▶ [Problem to solve]:
Since only the text is wanted, print every entry below exactly and omit the images.

▶ [Data excerpts]:
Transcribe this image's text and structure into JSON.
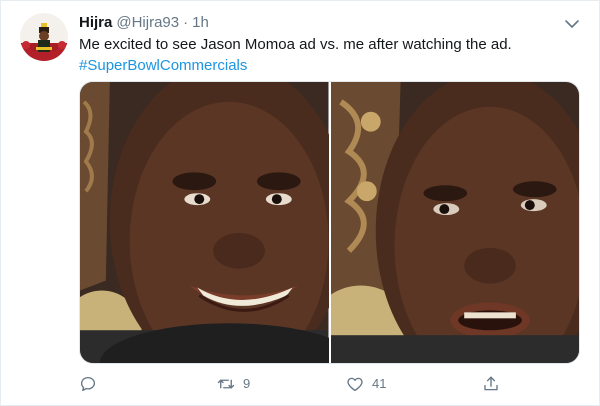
{
  "tweet": {
    "author": {
      "display_name": "Hijra",
      "handle": "@Hijra93",
      "separator": "·",
      "time": "1h",
      "avatar_icon": "avatar-image"
    },
    "text": "Me excited to see Jason Momoa ad vs. me after watching the ad.",
    "hashtag": "#SuperBowlCommercials",
    "media": {
      "panels": [
        {
          "name": "excited-face",
          "description_icon": "meme-excited-panel"
        },
        {
          "name": "disappointed-face",
          "description_icon": "meme-disappointed-panel"
        }
      ]
    },
    "actions": {
      "reply": {
        "icon": "reply-icon",
        "count": ""
      },
      "retweet": {
        "icon": "retweet-icon",
        "count": "9"
      },
      "like": {
        "icon": "heart-icon",
        "count": "41"
      },
      "share": {
        "icon": "share-icon",
        "count": ""
      }
    },
    "menu_icon": "chevron-down-icon"
  },
  "colors": {
    "text_primary": "#14171a",
    "text_secondary": "#657786",
    "link": "#1b95e0",
    "border": "#e6ecf0"
  }
}
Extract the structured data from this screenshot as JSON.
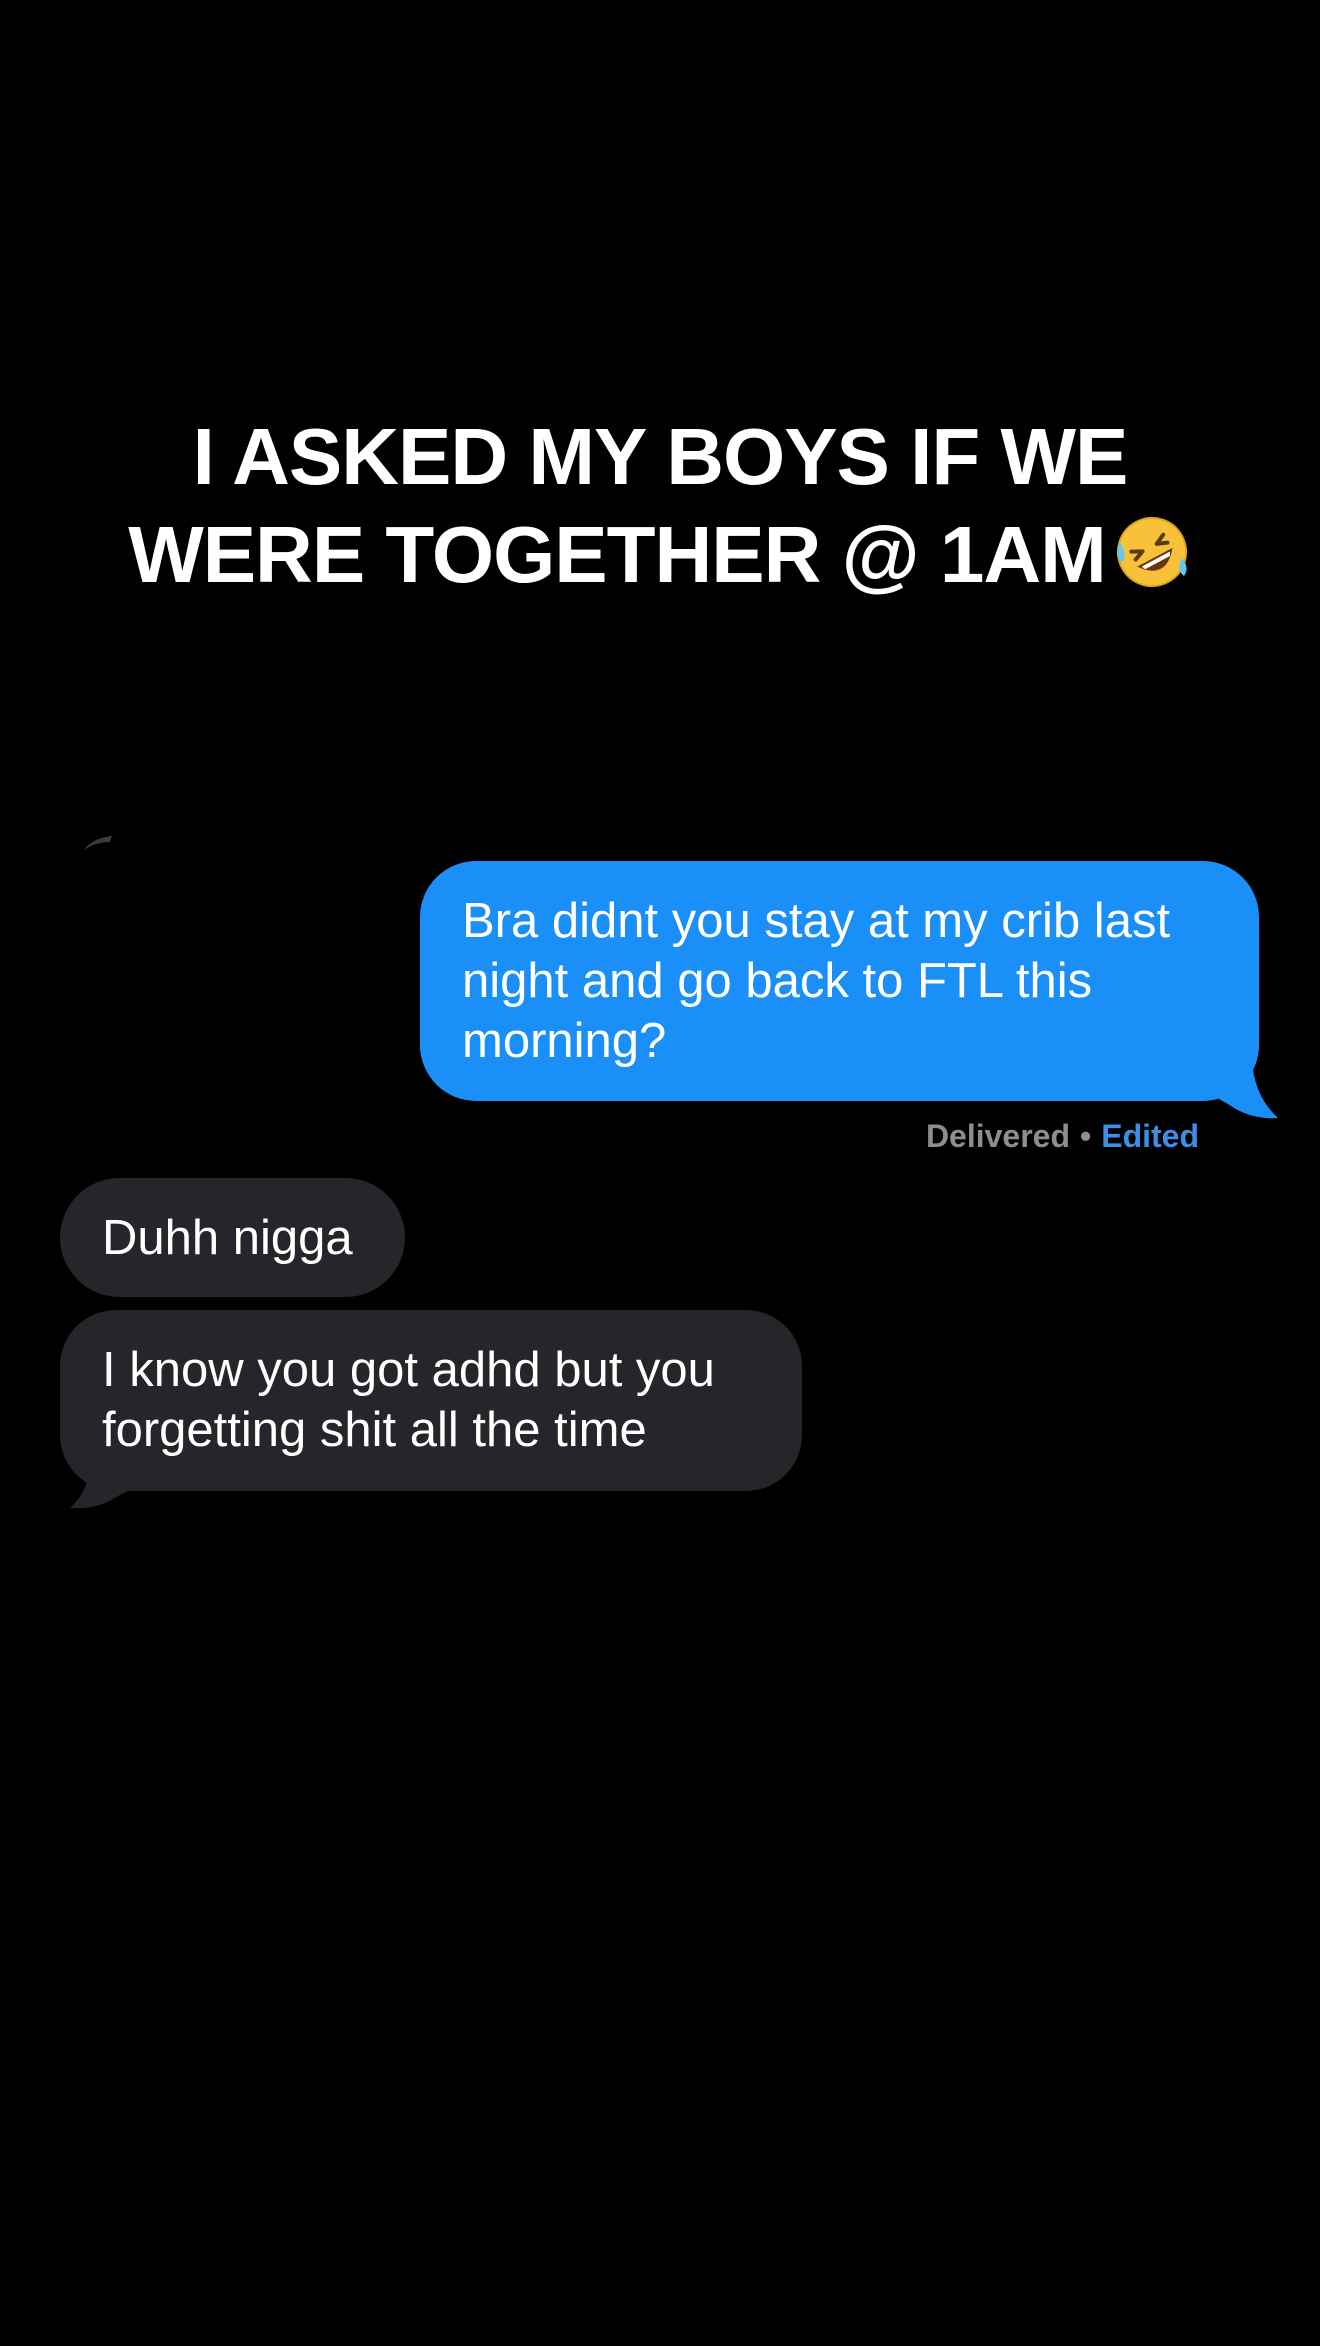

▶ [The answer]:
Transcribe this image's text and structure into JSON.
{
  "tweet": {
    "author": {
      "display_name": "Hijra",
      "handle": "@Hijra93",
      "separator": "·",
      "time": "1h",
      "avatar_icon": "avatar-image"
    },
    "text": "Me excited to see Jason Momoa ad vs. me after watching the ad.",
    "hashtag": "#SuperBowlCommercials",
    "media": {
      "panels": [
        {
          "name": "excited-face",
          "description_icon": "meme-excited-panel"
        },
        {
          "name": "disappointed-face",
          "description_icon": "meme-disappointed-panel"
        }
      ]
    },
    "actions": {
      "reply": {
        "icon": "reply-icon",
        "count": ""
      },
      "retweet": {
        "icon": "retweet-icon",
        "count": "9"
      },
      "like": {
        "icon": "heart-icon",
        "count": "41"
      },
      "share": {
        "icon": "share-icon",
        "count": ""
      }
    },
    "menu_icon": "chevron-down-icon"
  },
  "colors": {
    "text_primary": "#14171a",
    "text_secondary": "#657786",
    "link": "#1b95e0",
    "border": "#e6ecf0"
  }
}
Extract the structured data from this screenshot as JSON.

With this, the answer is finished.